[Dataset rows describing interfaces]
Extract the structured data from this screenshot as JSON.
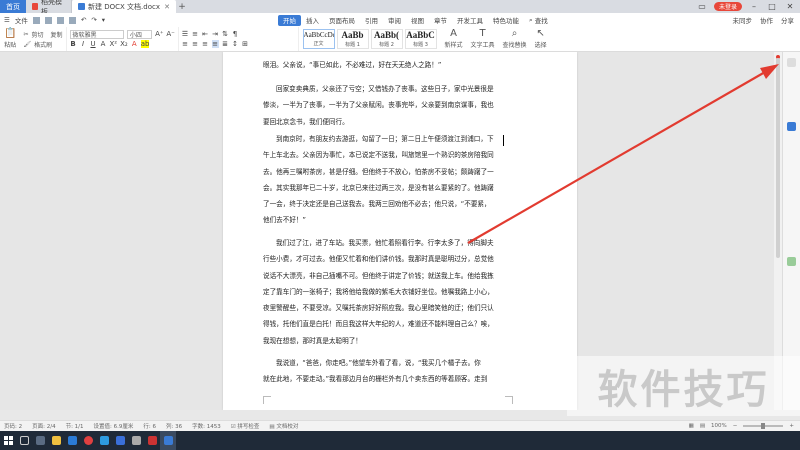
{
  "titlebar": {
    "tabs": [
      {
        "label": "首页"
      },
      {
        "label": "稻壳模板"
      },
      {
        "label": "新建 DOCX 文档.docx"
      }
    ],
    "login": "未登录"
  },
  "menubar": {
    "file": "文件",
    "tabs": [
      "开始",
      "插入",
      "页面布局",
      "引用",
      "审阅",
      "视图",
      "章节",
      "开发工具",
      "特色功能",
      "查找"
    ],
    "active_tab": "开始",
    "right": [
      "未同步",
      "协作",
      "分享"
    ]
  },
  "ribbon": {
    "paste": "粘贴",
    "cut": "剪切",
    "copy": "复制",
    "format_painter": "格式刷",
    "font_name": "微软雅黑",
    "font_size": "小四",
    "styles": [
      {
        "sample": "AaBbCcDd",
        "name": "正文"
      },
      {
        "sample": "AaBb",
        "name": "标题 1"
      },
      {
        "sample": "AaBb(",
        "name": "标题 2"
      },
      {
        "sample": "AaBbC",
        "name": "标题 3"
      }
    ],
    "new_style": "新样式",
    "text_tools": "文字工具",
    "find_replace": "查找替换",
    "select": "选择"
  },
  "document": {
    "paragraphs": [
      {
        "lines": [
          "眼泪。父亲说，“事已如此，不必难过，好在天无绝人之路！”"
        ]
      },
      {
        "lines": [
          "回家变卖典质，父亲还了亏空；又借钱办了丧事。这些日子，家中光景很是",
          "惨淡，一半为了丧事，一半为了父亲赋闲。丧事完毕，父亲要到南京谋事，我也",
          "要回北京念书，我们便同行。"
        ]
      },
      {
        "lines": [
          "到南京时，有朋友约去游逛，勾留了一日；第二日上午便须渡江到浦口，下",
          "午上车北去。父亲因为事忙，本已说定不送我，叫旅馆里一个熟识的茶房陪我同",
          "去。他再三嘱咐茶房，甚是仔细。但他终于不放心，怕茶房不妥帖；颇踌躇了一",
          "会。其实我那年已二十岁，北京已来往过两三次，是没有甚么要紧的了。他踌躇",
          "了一会，终于决定还是自己送我去。我两三回劝他不必去；他只说，“不要紧，",
          "他们去不好！”"
        ]
      },
      {
        "lines": [
          "我们过了江，进了车站。我买票，他忙着照看行李。行李太多了，得向脚夫",
          "行些小费，才可过去。他便又忙着和他们讲价钱。我那时真是聪明过分，总觉他",
          "说话不大漂亮，非自己插嘴不可。但他终于讲定了价钱；就送我上车。他给我拣",
          "定了靠车门的一张椅子；我将他给我做的紫毛大衣铺好坐位。他嘱我路上小心，",
          "夜里警醒些，不要受凉。又嘱托茶房好好照应我。我心里暗笑他的迂；他们只认",
          "得钱，托他们直是白托！而且我这样大年纪的人，难道还不能料理自己么？唉，",
          "我现在想想，那时真是太聪明了！"
        ]
      },
      {
        "lines": [
          "我说道，“爸爸，你走吧。”他望车外看了看，说，“我买几个橘子去。你",
          "就在此地，不要走动。”我看那边月台的栅栏外有几个卖东西的等着顾客。走到"
        ]
      }
    ]
  },
  "watermark": "软件技巧",
  "statusbar": {
    "page": "页码: 2",
    "pages": "页面: 2/4",
    "section": "节: 1/1",
    "setting": "设置值: 6.9厘米",
    "row": "行: 6",
    "col": "列: 36",
    "words": "字数: 1453",
    "spell": "拼写检查",
    "doc_check": "文档校对",
    "zoom": "100%"
  },
  "colors": {
    "accent": "#3a7bd5",
    "arrow": "#e23b30",
    "login": "#e8473a"
  },
  "icons": {
    "arrow": "red-annotation-arrow"
  }
}
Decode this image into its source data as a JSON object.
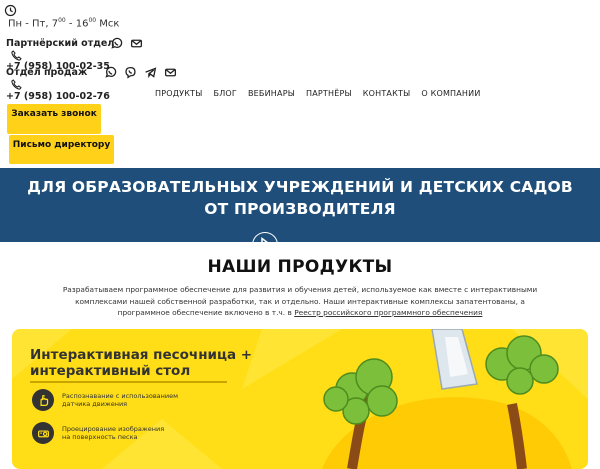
{
  "topbar": {
    "hours_prefix": "Пн - Пт, 7",
    "hours_open_sup": "00",
    "hours_mid": " - 16",
    "hours_close_sup": "00",
    "hours_suffix": " Мск",
    "partner_dept": "Партнёрский отдел",
    "partner_phone": "+7 (958) 100-02-35",
    "sales_dept": "Отдел продаж",
    "sales_phone": "+7 (958) 100-02-76"
  },
  "nav": {
    "items": [
      "ПРОДУКТЫ",
      "БЛОГ",
      "ВЕБИНАРЫ",
      "ПАРТНЁРЫ",
      "КОНТАКТЫ",
      "О КОМПАНИИ"
    ]
  },
  "buttons": {
    "call_label": "Заказать звонок",
    "director_label": "Письмо директору"
  },
  "hero": {
    "line1": "ДЛЯ ОБРАЗОВАТЕЛЬНЫХ УЧРЕЖДЕНИЙ И ДЕТСКИХ САДОВ",
    "line2": "ОТ ПРОИЗВОДИТЕЛЯ"
  },
  "products": {
    "title": "НАШИ ПРОДУКТЫ",
    "desc_line1": "Разрабатываем программное обеспечение для развития и обучения детей, используемое как вместе с интерактивными",
    "desc_line2": "комплексами нашей собственной разработки, так и отдельно. Наши интерактивные комплексы запатентованы, а",
    "desc_line3": "программное обеспечение включено в т.ч. в ",
    "registry_link": "Реестр российского программного обеспечения"
  },
  "card": {
    "title_line1": "Интерактивная песочница +",
    "title_line2": "интерактивный стол",
    "features": [
      {
        "line1": "Распознавание с использованием",
        "line2": "датчика движения"
      },
      {
        "line1": "Проецирование изображения",
        "line2": "на поверхность песка"
      }
    ]
  },
  "colors": {
    "accent_yellow": "#ffd119",
    "card_yellow": "#ffde17",
    "hero_blue": "#1e4e79"
  },
  "icons": [
    "clock-icon",
    "whatsapp-icon",
    "email-icon",
    "phone-icon",
    "viber-icon",
    "telegram-icon",
    "hand-icon",
    "projector-icon"
  ]
}
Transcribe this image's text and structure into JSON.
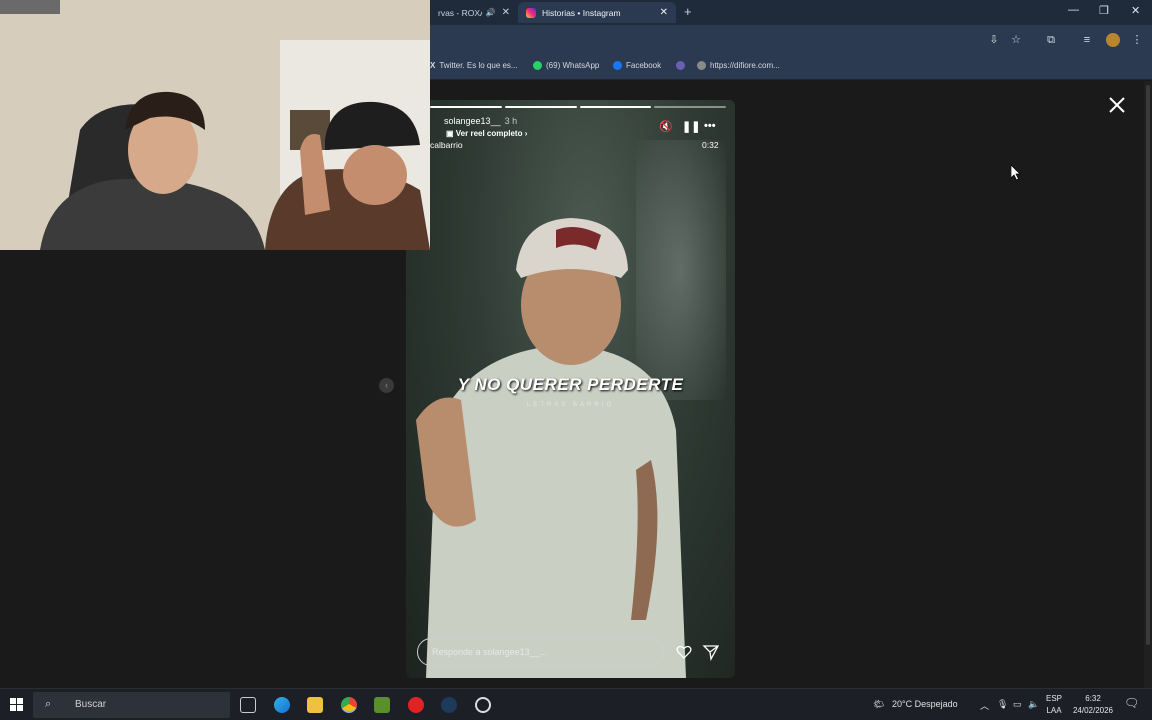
{
  "browser": {
    "tabs": [
      {
        "label": "rvas - ROXANA",
        "active": false
      },
      {
        "label": "Historias • Instagram",
        "active": true
      }
    ],
    "window_controls": [
      "—",
      "❐",
      "✕"
    ],
    "bookmarks": [
      "Twitter. Es lo que es...",
      "(69) WhatsApp",
      "Facebook",
      "https://difiore.com..."
    ]
  },
  "story": {
    "username": "solangee13__",
    "time": "3 h",
    "reel_link": "Ver reel completo",
    "music": "calbarrio",
    "duration": "0:32",
    "lyric": "Y NO QUERER PERDERTE",
    "lyric_sub": "LETRAS BARRIO",
    "progress_segments": 4,
    "progress_done": 3,
    "reply_placeholder": "Responde a solangee13__..."
  },
  "taskbar": {
    "search_placeholder": "Buscar",
    "weather": "20°C  Despejado",
    "lang_top": "ESP",
    "lang_bottom": "LAA",
    "time": "6:32",
    "date": "24/02/2026"
  }
}
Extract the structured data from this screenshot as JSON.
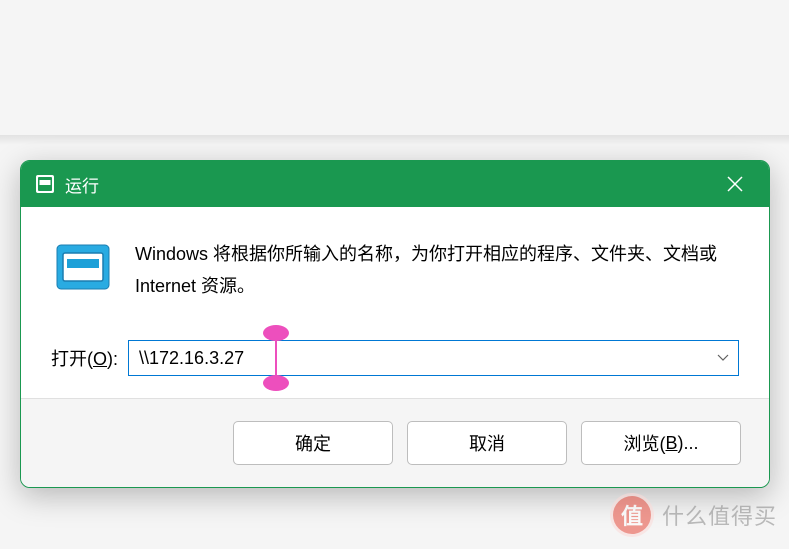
{
  "dialog": {
    "title": "运行",
    "description": "Windows 将根据你所输入的名称，为你打开相应的程序、文件夹、文档或 Internet 资源。",
    "open_label_prefix": "打开(",
    "open_label_key": "O",
    "open_label_suffix": "):",
    "input_value": "\\\\172.16.3.27",
    "buttons": {
      "ok": "确定",
      "cancel": "取消",
      "browse_prefix": "浏览(",
      "browse_key": "B",
      "browse_suffix": ")..."
    }
  },
  "watermark": {
    "badge": "值",
    "text": "什么值得买"
  }
}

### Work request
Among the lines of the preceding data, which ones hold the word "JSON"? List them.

### Finished task
Extract the structured data from this screenshot as JSON.
Decode this image into its source data as a JSON object.
Transcribe this image's text and structure into JSON.
Extract the structured data from this screenshot as JSON.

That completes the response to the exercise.